▶ **Problem statement**
Output the data below exactly, down to the last character.

▶ **Information supplied**
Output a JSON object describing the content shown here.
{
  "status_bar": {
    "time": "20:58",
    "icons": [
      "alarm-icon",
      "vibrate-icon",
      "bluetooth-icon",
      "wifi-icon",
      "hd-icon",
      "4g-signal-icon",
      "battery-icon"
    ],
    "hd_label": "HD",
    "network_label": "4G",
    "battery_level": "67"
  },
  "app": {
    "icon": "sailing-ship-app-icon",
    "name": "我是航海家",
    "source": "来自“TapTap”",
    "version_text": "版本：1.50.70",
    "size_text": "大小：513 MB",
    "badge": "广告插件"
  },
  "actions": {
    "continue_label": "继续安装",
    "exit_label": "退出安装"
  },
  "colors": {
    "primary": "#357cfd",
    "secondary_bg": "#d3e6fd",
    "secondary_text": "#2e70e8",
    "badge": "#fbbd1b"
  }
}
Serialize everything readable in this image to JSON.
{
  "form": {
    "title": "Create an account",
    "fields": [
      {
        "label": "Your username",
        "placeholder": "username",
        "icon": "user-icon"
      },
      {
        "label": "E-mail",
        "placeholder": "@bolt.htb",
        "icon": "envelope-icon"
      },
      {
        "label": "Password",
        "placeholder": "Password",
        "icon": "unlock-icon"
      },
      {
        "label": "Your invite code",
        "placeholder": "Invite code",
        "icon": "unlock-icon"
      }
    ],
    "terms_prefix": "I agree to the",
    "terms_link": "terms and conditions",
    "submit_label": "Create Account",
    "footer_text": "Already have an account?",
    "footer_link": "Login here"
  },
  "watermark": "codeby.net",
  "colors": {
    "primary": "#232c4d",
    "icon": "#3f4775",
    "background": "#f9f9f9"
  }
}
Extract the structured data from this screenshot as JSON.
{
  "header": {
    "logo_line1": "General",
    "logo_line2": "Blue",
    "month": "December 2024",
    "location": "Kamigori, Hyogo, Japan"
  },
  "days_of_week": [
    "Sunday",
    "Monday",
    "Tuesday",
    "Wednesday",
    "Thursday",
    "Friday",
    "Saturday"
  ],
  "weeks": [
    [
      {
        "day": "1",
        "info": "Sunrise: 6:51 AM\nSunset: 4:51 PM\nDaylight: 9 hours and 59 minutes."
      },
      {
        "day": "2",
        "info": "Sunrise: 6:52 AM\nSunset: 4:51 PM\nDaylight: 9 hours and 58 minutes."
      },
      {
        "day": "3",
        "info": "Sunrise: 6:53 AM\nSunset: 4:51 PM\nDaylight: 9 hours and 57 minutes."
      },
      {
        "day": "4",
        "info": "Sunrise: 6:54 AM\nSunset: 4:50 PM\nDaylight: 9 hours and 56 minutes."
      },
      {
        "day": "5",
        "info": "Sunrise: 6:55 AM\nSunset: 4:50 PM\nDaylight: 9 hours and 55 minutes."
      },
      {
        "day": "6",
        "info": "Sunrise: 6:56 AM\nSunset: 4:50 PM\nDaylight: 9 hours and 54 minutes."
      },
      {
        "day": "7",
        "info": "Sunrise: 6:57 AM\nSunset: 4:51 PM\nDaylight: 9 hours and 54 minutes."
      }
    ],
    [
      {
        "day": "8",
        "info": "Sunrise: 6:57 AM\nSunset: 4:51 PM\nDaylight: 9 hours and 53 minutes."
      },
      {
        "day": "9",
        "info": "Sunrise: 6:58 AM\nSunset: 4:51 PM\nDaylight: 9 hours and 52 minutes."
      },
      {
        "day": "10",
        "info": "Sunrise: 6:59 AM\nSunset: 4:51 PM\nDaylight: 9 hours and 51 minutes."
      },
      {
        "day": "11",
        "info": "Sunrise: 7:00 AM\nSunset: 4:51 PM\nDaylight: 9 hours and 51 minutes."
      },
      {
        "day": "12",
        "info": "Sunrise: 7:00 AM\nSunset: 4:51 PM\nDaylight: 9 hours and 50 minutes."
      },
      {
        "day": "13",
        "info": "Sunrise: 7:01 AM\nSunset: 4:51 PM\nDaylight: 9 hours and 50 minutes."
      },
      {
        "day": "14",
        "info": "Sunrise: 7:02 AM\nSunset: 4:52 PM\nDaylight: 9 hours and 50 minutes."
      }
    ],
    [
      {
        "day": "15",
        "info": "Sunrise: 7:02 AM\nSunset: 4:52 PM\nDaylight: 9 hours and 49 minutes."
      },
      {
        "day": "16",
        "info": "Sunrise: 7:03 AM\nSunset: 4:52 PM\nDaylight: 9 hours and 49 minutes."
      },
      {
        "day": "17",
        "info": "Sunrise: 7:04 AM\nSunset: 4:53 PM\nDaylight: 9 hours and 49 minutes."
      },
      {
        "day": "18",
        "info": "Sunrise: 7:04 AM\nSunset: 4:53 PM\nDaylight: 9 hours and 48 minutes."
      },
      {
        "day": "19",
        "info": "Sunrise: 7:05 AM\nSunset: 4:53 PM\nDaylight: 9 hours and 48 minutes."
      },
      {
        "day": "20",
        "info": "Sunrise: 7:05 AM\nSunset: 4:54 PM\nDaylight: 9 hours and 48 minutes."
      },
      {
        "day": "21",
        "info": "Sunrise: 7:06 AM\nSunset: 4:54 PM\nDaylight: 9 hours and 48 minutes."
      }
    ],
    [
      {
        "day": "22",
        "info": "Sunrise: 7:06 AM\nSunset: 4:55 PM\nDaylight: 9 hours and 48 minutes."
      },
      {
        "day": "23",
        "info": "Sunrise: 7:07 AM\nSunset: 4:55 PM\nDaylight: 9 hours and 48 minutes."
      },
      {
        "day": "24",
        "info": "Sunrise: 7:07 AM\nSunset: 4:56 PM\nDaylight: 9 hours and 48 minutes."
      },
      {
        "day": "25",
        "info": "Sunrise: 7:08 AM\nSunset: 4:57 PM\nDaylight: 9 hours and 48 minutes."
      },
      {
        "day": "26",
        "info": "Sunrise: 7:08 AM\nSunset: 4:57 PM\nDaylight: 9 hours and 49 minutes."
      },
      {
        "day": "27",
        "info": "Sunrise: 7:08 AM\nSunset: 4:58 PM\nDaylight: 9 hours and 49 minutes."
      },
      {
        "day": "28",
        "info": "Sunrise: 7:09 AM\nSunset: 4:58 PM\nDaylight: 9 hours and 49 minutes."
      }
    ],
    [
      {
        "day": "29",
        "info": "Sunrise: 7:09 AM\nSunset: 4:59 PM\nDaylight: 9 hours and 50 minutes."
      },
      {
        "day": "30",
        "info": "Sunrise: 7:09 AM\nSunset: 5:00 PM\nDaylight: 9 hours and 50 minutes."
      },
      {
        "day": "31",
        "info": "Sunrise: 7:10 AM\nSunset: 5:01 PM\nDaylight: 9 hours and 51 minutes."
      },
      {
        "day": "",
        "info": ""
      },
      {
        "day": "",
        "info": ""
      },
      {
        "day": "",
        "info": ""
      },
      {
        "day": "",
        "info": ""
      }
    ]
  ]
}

▶ **Solution below**
Output a JSON object describing the content shown here.
{
  "status_bar": {
    "time": "20:58",
    "icons": [
      "alarm-icon",
      "vibrate-icon",
      "bluetooth-icon",
      "wifi-icon",
      "hd-icon",
      "4g-signal-icon",
      "battery-icon"
    ],
    "hd_label": "HD",
    "network_label": "4G",
    "battery_level": "67"
  },
  "app": {
    "icon": "sailing-ship-app-icon",
    "name": "我是航海家",
    "source": "来自“TapTap”",
    "version_text": "版本：1.50.70",
    "size_text": "大小：513 MB",
    "badge": "广告插件"
  },
  "actions": {
    "continue_label": "继续安装",
    "exit_label": "退出安装"
  },
  "colors": {
    "primary": "#357cfd",
    "secondary_bg": "#d3e6fd",
    "secondary_text": "#2e70e8",
    "badge": "#fbbd1b"
  }
}
Serialize everything readable in this image to JSON.
{
  "form": {
    "title": "Create an account",
    "fields": [
      {
        "label": "Your username",
        "placeholder": "username",
        "icon": "user-icon"
      },
      {
        "label": "E-mail",
        "placeholder": "@bolt.htb",
        "icon": "envelope-icon"
      },
      {
        "label": "Password",
        "placeholder": "Password",
        "icon": "unlock-icon"
      },
      {
        "label": "Your invite code",
        "placeholder": "Invite code",
        "icon": "unlock-icon"
      }
    ],
    "terms_prefix": "I agree to the",
    "terms_link": "terms and conditions",
    "submit_label": "Create Account",
    "footer_text": "Already have an account?",
    "footer_link": "Login here"
  },
  "watermark": "codeby.net",
  "colors": {
    "primary": "#232c4d",
    "icon": "#3f4775",
    "background": "#f9f9f9"
  }
}
Extract the structured data from this screenshot as JSON.
{
  "header": {
    "logo_line1": "General",
    "logo_line2": "Blue",
    "month": "December 2024",
    "location": "Kamigori, Hyogo, Japan"
  },
  "days_of_week": [
    "Sunday",
    "Monday",
    "Tuesday",
    "Wednesday",
    "Thursday",
    "Friday",
    "Saturday"
  ],
  "weeks": [
    [
      {
        "day": "1",
        "info": "Sunrise: 6:51 AM\nSunset: 4:51 PM\nDaylight: 9 hours and 59 minutes."
      },
      {
        "day": "2",
        "info": "Sunrise: 6:52 AM\nSunset: 4:51 PM\nDaylight: 9 hours and 58 minutes."
      },
      {
        "day": "3",
        "info": "Sunrise: 6:53 AM\nSunset: 4:51 PM\nDaylight: 9 hours and 57 minutes."
      },
      {
        "day": "4",
        "info": "Sunrise: 6:54 AM\nSunset: 4:50 PM\nDaylight: 9 hours and 56 minutes."
      },
      {
        "day": "5",
        "info": "Sunrise: 6:55 AM\nSunset: 4:50 PM\nDaylight: 9 hours and 55 minutes."
      },
      {
        "day": "6",
        "info": "Sunrise: 6:56 AM\nSunset: 4:50 PM\nDaylight: 9 hours and 54 minutes."
      },
      {
        "day": "7",
        "info": "Sunrise: 6:57 AM\nSunset: 4:51 PM\nDaylight: 9 hours and 54 minutes."
      }
    ],
    [
      {
        "day": "8",
        "info": "Sunrise: 6:57 AM\nSunset: 4:51 PM\nDaylight: 9 hours and 53 minutes."
      },
      {
        "day": "9",
        "info": "Sunrise: 6:58 AM\nSunset: 4:51 PM\nDaylight: 9 hours and 52 minutes."
      },
      {
        "day": "10",
        "info": "Sunrise: 6:59 AM\nSunset: 4:51 PM\nDaylight: 9 hours and 51 minutes."
      },
      {
        "day": "11",
        "info": "Sunrise: 7:00 AM\nSunset: 4:51 PM\nDaylight: 9 hours and 51 minutes."
      },
      {
        "day": "12",
        "info": "Sunrise: 7:00 AM\nSunset: 4:51 PM\nDaylight: 9 hours and 50 minutes."
      },
      {
        "day": "13",
        "info": "Sunrise: 7:01 AM\nSunset: 4:51 PM\nDaylight: 9 hours and 50 minutes."
      },
      {
        "day": "14",
        "info": "Sunrise: 7:02 AM\nSunset: 4:52 PM\nDaylight: 9 hours and 50 minutes."
      }
    ],
    [
      {
        "day": "15",
        "info": "Sunrise: 7:02 AM\nSunset: 4:52 PM\nDaylight: 9 hours and 49 minutes."
      },
      {
        "day": "16",
        "info": "Sunrise: 7:03 AM\nSunset: 4:52 PM\nDaylight: 9 hours and 49 minutes."
      },
      {
        "day": "17",
        "info": "Sunrise: 7:04 AM\nSunset: 4:53 PM\nDaylight: 9 hours and 49 minutes."
      },
      {
        "day": "18",
        "info": "Sunrise: 7:04 AM\nSunset: 4:53 PM\nDaylight: 9 hours and 48 minutes."
      },
      {
        "day": "19",
        "info": "Sunrise: 7:05 AM\nSunset: 4:53 PM\nDaylight: 9 hours and 48 minutes."
      },
      {
        "day": "20",
        "info": "Sunrise: 7:05 AM\nSunset: 4:54 PM\nDaylight: 9 hours and 48 minutes."
      },
      {
        "day": "21",
        "info": "Sunrise: 7:06 AM\nSunset: 4:54 PM\nDaylight: 9 hours and 48 minutes."
      }
    ],
    [
      {
        "day": "22",
        "info": "Sunrise: 7:06 AM\nSunset: 4:55 PM\nDaylight: 9 hours and 48 minutes."
      },
      {
        "day": "23",
        "info": "Sunrise: 7:07 AM\nSunset: 4:55 PM\nDaylight: 9 hours and 48 minutes."
      },
      {
        "day": "24",
        "info": "Sunrise: 7:07 AM\nSunset: 4:56 PM\nDaylight: 9 hours and 48 minutes."
      },
      {
        "day": "25",
        "info": "Sunrise: 7:08 AM\nSunset: 4:57 PM\nDaylight: 9 hours and 48 minutes."
      },
      {
        "day": "26",
        "info": "Sunrise: 7:08 AM\nSunset: 4:57 PM\nDaylight: 9 hours and 49 minutes."
      },
      {
        "day": "27",
        "info": "Sunrise: 7:08 AM\nSunset: 4:58 PM\nDaylight: 9 hours and 49 minutes."
      },
      {
        "day": "28",
        "info": "Sunrise: 7:09 AM\nSunset: 4:58 PM\nDaylight: 9 hours and 49 minutes."
      }
    ],
    [
      {
        "day": "29",
        "info": "Sunrise: 7:09 AM\nSunset: 4:59 PM\nDaylight: 9 hours and 50 minutes."
      },
      {
        "day": "30",
        "info": "Sunrise: 7:09 AM\nSunset: 5:00 PM\nDaylight: 9 hours and 50 minutes."
      },
      {
        "day": "31",
        "info": "Sunrise: 7:10 AM\nSunset: 5:01 PM\nDaylight: 9 hours and 51 minutes."
      },
      {
        "day": "",
        "info": ""
      },
      {
        "day": "",
        "info": ""
      },
      {
        "day": "",
        "info": ""
      },
      {
        "day": "",
        "info": ""
      }
    ]
  ]
}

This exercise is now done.